== Dataset entries ==
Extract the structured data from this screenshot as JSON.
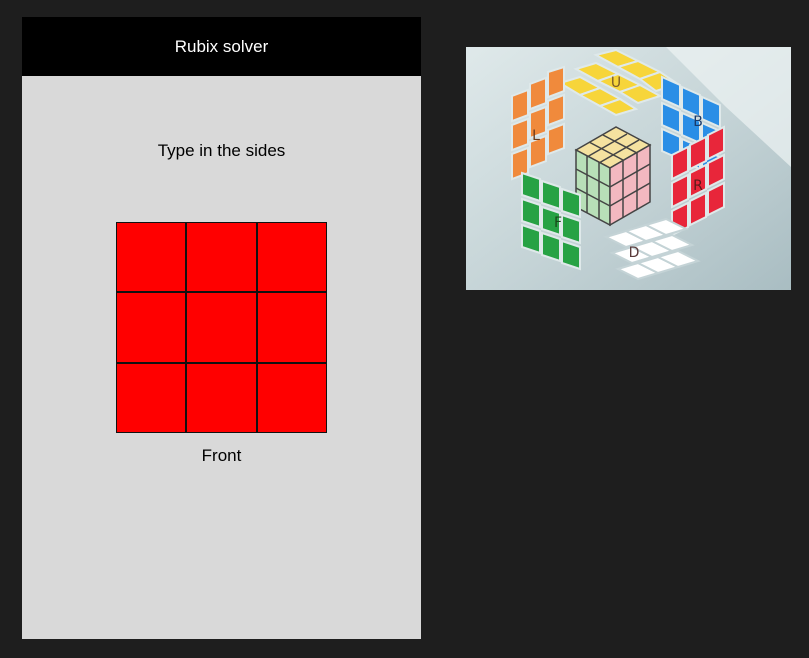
{
  "app": {
    "title": "Rubix solver",
    "instruction": "Type in the sides",
    "face_label": "Front"
  },
  "face_grid": {
    "cells": [
      "#ff0000",
      "#ff0000",
      "#ff0000",
      "#ff0000",
      "#ff0000",
      "#ff0000",
      "#ff0000",
      "#ff0000",
      "#ff0000"
    ]
  },
  "reference_image": {
    "face_letters": {
      "up": "U",
      "left": "L",
      "back": "B",
      "front": "F",
      "right": "R",
      "down": "D"
    }
  },
  "colors": {
    "app_bar": "#000000",
    "screen_bg": "#d9d9d9",
    "canvas_bg": "#1e1e1e"
  }
}
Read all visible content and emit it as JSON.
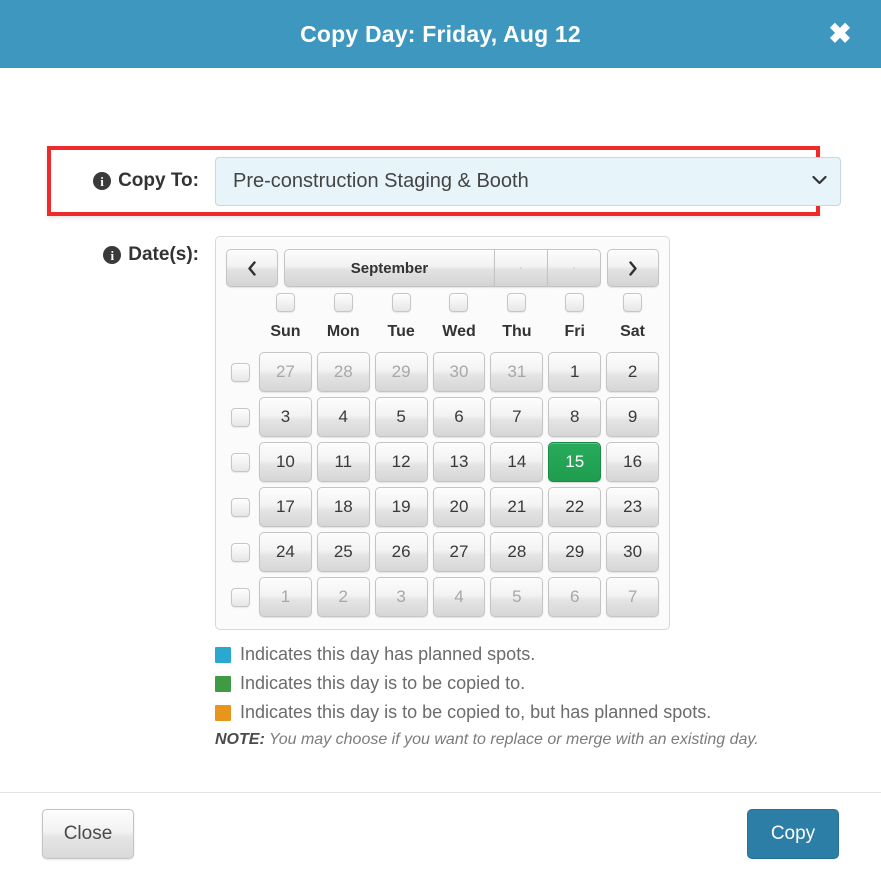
{
  "header": {
    "title": "Copy Day: Friday, Aug 12",
    "close_label": "✖",
    "bg_color": "#3d97bf"
  },
  "form": {
    "copy_to": {
      "label": "Copy To:",
      "value": "Pre-construction Staging & Booth",
      "caret": "⌄",
      "highlight_color": "#ee2b2b",
      "field_bg": "#e7f4f9"
    },
    "dates": {
      "label": "Date(s):"
    }
  },
  "calendar": {
    "prev_label": "‹",
    "next_label": "›",
    "month": "September",
    "seg_a": "·",
    "seg_b": "·",
    "dow": [
      "Sun",
      "Mon",
      "Tue",
      "Wed",
      "Thu",
      "Fri",
      "Sat"
    ],
    "weeks": [
      [
        {
          "d": "27",
          "other": true,
          "sel": false
        },
        {
          "d": "28",
          "other": true,
          "sel": false
        },
        {
          "d": "29",
          "other": true,
          "sel": false
        },
        {
          "d": "30",
          "other": true,
          "sel": false
        },
        {
          "d": "31",
          "other": true,
          "sel": false
        },
        {
          "d": "1",
          "other": false,
          "sel": false
        },
        {
          "d": "2",
          "other": false,
          "sel": false
        }
      ],
      [
        {
          "d": "3",
          "other": false,
          "sel": false
        },
        {
          "d": "4",
          "other": false,
          "sel": false
        },
        {
          "d": "5",
          "other": false,
          "sel": false
        },
        {
          "d": "6",
          "other": false,
          "sel": false
        },
        {
          "d": "7",
          "other": false,
          "sel": false
        },
        {
          "d": "8",
          "other": false,
          "sel": false
        },
        {
          "d": "9",
          "other": false,
          "sel": false
        }
      ],
      [
        {
          "d": "10",
          "other": false,
          "sel": false
        },
        {
          "d": "11",
          "other": false,
          "sel": false
        },
        {
          "d": "12",
          "other": false,
          "sel": false
        },
        {
          "d": "13",
          "other": false,
          "sel": false
        },
        {
          "d": "14",
          "other": false,
          "sel": false
        },
        {
          "d": "15",
          "other": false,
          "sel": true
        },
        {
          "d": "16",
          "other": false,
          "sel": false
        }
      ],
      [
        {
          "d": "17",
          "other": false,
          "sel": false
        },
        {
          "d": "18",
          "other": false,
          "sel": false
        },
        {
          "d": "19",
          "other": false,
          "sel": false
        },
        {
          "d": "20",
          "other": false,
          "sel": false
        },
        {
          "d": "21",
          "other": false,
          "sel": false
        },
        {
          "d": "22",
          "other": false,
          "sel": false
        },
        {
          "d": "23",
          "other": false,
          "sel": false
        }
      ],
      [
        {
          "d": "24",
          "other": false,
          "sel": false
        },
        {
          "d": "25",
          "other": false,
          "sel": false
        },
        {
          "d": "26",
          "other": false,
          "sel": false
        },
        {
          "d": "27",
          "other": false,
          "sel": false
        },
        {
          "d": "28",
          "other": false,
          "sel": false
        },
        {
          "d": "29",
          "other": false,
          "sel": false
        },
        {
          "d": "30",
          "other": false,
          "sel": false
        }
      ],
      [
        {
          "d": "1",
          "other": true,
          "sel": false
        },
        {
          "d": "2",
          "other": true,
          "sel": false
        },
        {
          "d": "3",
          "other": true,
          "sel": false
        },
        {
          "d": "4",
          "other": true,
          "sel": false
        },
        {
          "d": "5",
          "other": true,
          "sel": false
        },
        {
          "d": "6",
          "other": true,
          "sel": false
        },
        {
          "d": "7",
          "other": true,
          "sel": false
        }
      ]
    ],
    "selected_color": "#1f9d4f"
  },
  "legend": {
    "items": [
      {
        "color": "#2aa8d0",
        "text": "Indicates this day has planned spots."
      },
      {
        "color": "#3f9a41",
        "text": "Indicates this day is to be copied to."
      },
      {
        "color": "#e8951e",
        "text": "Indicates this day is to be copied to, but has planned spots."
      }
    ],
    "note_prefix": "NOTE:",
    "note_text": " You may choose if you want to replace or merge with an existing day."
  },
  "footer": {
    "close_label": "Close",
    "copy_label": "Copy",
    "copy_color": "#2c7ea7"
  }
}
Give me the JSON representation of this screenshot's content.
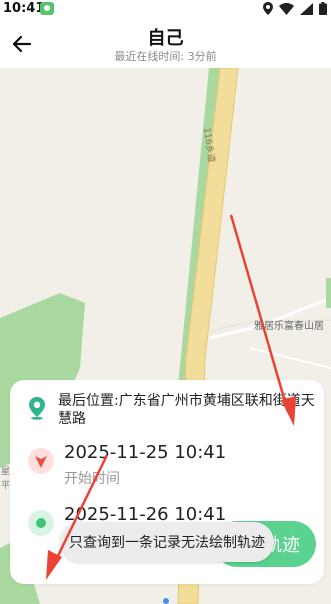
{
  "status_bar": {
    "time": "10:41"
  },
  "header": {
    "title": "自己",
    "subtitle": "最近在线时间: 3分前"
  },
  "map": {
    "road_label": "116乡道",
    "poi_label": "雅居乐富春山居",
    "edge_label_1": "星",
    "edge_label_2": "平"
  },
  "card": {
    "location": "最后位置:广东省广州市黄埔区联和街道天慧路",
    "start": {
      "time": "2025-11-25 10:41",
      "label": "开始时间"
    },
    "end": {
      "time": "2025-11-26 10:41"
    }
  },
  "track_button": {
    "label": "轨迹"
  },
  "toast": {
    "text": "只查询到一条记录无法绘制轨迹"
  },
  "colors": {
    "accent_green": "#5cd290",
    "start_red": "#e94b45",
    "end_green": "#3cc878",
    "location_teal": "#2fb391",
    "annotation_arrow": "#ea4335"
  }
}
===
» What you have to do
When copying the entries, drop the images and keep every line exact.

» Solution to the problem
Extract the structured data from this screenshot as JSON.
{
  "app": {
    "title": "Rubix solver",
    "instruction": "Type in the sides",
    "face_label": "Front"
  },
  "face_grid": {
    "cells": [
      "#ff0000",
      "#ff0000",
      "#ff0000",
      "#ff0000",
      "#ff0000",
      "#ff0000",
      "#ff0000",
      "#ff0000",
      "#ff0000"
    ]
  },
  "reference_image": {
    "face_letters": {
      "up": "U",
      "left": "L",
      "back": "B",
      "front": "F",
      "right": "R",
      "down": "D"
    }
  },
  "colors": {
    "app_bar": "#000000",
    "screen_bg": "#d9d9d9",
    "canvas_bg": "#1e1e1e"
  }
}
Read all visible content and emit it as JSON.
{
  "header": {
    "title": "Copy Day: Friday, Aug 12",
    "close_label": "✖",
    "bg_color": "#3d97bf"
  },
  "form": {
    "copy_to": {
      "label": "Copy To:",
      "value": "Pre-construction Staging & Booth",
      "caret": "⌄",
      "highlight_color": "#ee2b2b",
      "field_bg": "#e7f4f9"
    },
    "dates": {
      "label": "Date(s):"
    }
  },
  "calendar": {
    "prev_label": "‹",
    "next_label": "›",
    "month": "September",
    "seg_a": "·",
    "seg_b": "·",
    "dow": [
      "Sun",
      "Mon",
      "Tue",
      "Wed",
      "Thu",
      "Fri",
      "Sat"
    ],
    "weeks": [
      [
        {
          "d": "27",
          "other": true,
          "sel": false
        },
        {
          "d": "28",
          "other": true,
          "sel": false
        },
        {
          "d": "29",
          "other": true,
          "sel": false
        },
        {
          "d": "30",
          "other": true,
          "sel": false
        },
        {
          "d": "31",
          "other": true,
          "sel": false
        },
        {
          "d": "1",
          "other": false,
          "sel": false
        },
        {
          "d": "2",
          "other": false,
          "sel": false
        }
      ],
      [
        {
          "d": "3",
          "other": false,
          "sel": false
        },
        {
          "d": "4",
          "other": false,
          "sel": false
        },
        {
          "d": "5",
          "other": false,
          "sel": false
        },
        {
          "d": "6",
          "other": false,
          "sel": false
        },
        {
          "d": "7",
          "other": false,
          "sel": false
        },
        {
          "d": "8",
          "other": false,
          "sel": false
        },
        {
          "d": "9",
          "other": false,
          "sel": false
        }
      ],
      [
        {
          "d": "10",
          "other": false,
          "sel": false
        },
        {
          "d": "11",
          "other": false,
          "sel": false
        },
        {
          "d": "12",
          "other": false,
          "sel": false
        },
        {
          "d": "13",
          "other": false,
          "sel": false
        },
        {
          "d": "14",
          "other": false,
          "sel": false
        },
        {
          "d": "15",
          "other": false,
          "sel": true
        },
        {
          "d": "16",
          "other": false,
          "sel": false
        }
      ],
      [
        {
          "d": "17",
          "other": false,
          "sel": false
        },
        {
          "d": "18",
          "other": false,
          "sel": false
        },
        {
          "d": "19",
          "other": false,
          "sel": false
        },
        {
          "d": "20",
          "other": false,
          "sel": false
        },
        {
          "d": "21",
          "other": false,
          "sel": false
        },
        {
          "d": "22",
          "other": false,
          "sel": false
        },
        {
          "d": "23",
          "other": false,
          "sel": false
        }
      ],
      [
        {
          "d": "24",
          "other": false,
          "sel": false
        },
        {
          "d": "25",
          "other": false,
          "sel": false
        },
        {
          "d": "26",
          "other": false,
          "sel": false
        },
        {
          "d": "27",
          "other": false,
          "sel": false
        },
        {
          "d": "28",
          "other": false,
          "sel": false
        },
        {
          "d": "29",
          "other": false,
          "sel": false
        },
        {
          "d": "30",
          "other": false,
          "sel": false
        }
      ],
      [
        {
          "d": "1",
          "other": true,
          "sel": false
        },
        {
          "d": "2",
          "other": true,
          "sel": false
        },
        {
          "d": "3",
          "other": true,
          "sel": false
        },
        {
          "d": "4",
          "other": true,
          "sel": false
        },
        {
          "d": "5",
          "other": true,
          "sel": false
        },
        {
          "d": "6",
          "other": true,
          "sel": false
        },
        {
          "d": "7",
          "other": true,
          "sel": false
        }
      ]
    ],
    "selected_color": "#1f9d4f"
  },
  "legend": {
    "items": [
      {
        "color": "#2aa8d0",
        "text": "Indicates this day has planned spots."
      },
      {
        "color": "#3f9a41",
        "text": "Indicates this day is to be copied to."
      },
      {
        "color": "#e8951e",
        "text": "Indicates this day is to be copied to, but has planned spots."
      }
    ],
    "note_prefix": "NOTE:",
    "note_text": " You may choose if you want to replace or merge with an existing day."
  },
  "footer": {
    "close_label": "Close",
    "copy_label": "Copy",
    "copy_color": "#2c7ea7"
  }
}
Give me the JSON representation of this screenshot's content.
{
  "status_bar": {
    "time": "10:41"
  },
  "header": {
    "title": "自己",
    "subtitle": "最近在线时间: 3分前"
  },
  "map": {
    "road_label": "116乡道",
    "poi_label": "雅居乐富春山居",
    "edge_label_1": "星",
    "edge_label_2": "平"
  },
  "card": {
    "location": "最后位置:广东省广州市黄埔区联和街道天慧路",
    "start": {
      "time": "2025-11-25 10:41",
      "label": "开始时间"
    },
    "end": {
      "time": "2025-11-26 10:41"
    }
  },
  "track_button": {
    "label": "轨迹"
  },
  "toast": {
    "text": "只查询到一条记录无法绘制轨迹"
  },
  "colors": {
    "accent_green": "#5cd290",
    "start_red": "#e94b45",
    "end_green": "#3cc878",
    "location_teal": "#2fb391",
    "annotation_arrow": "#ea4335"
  }
}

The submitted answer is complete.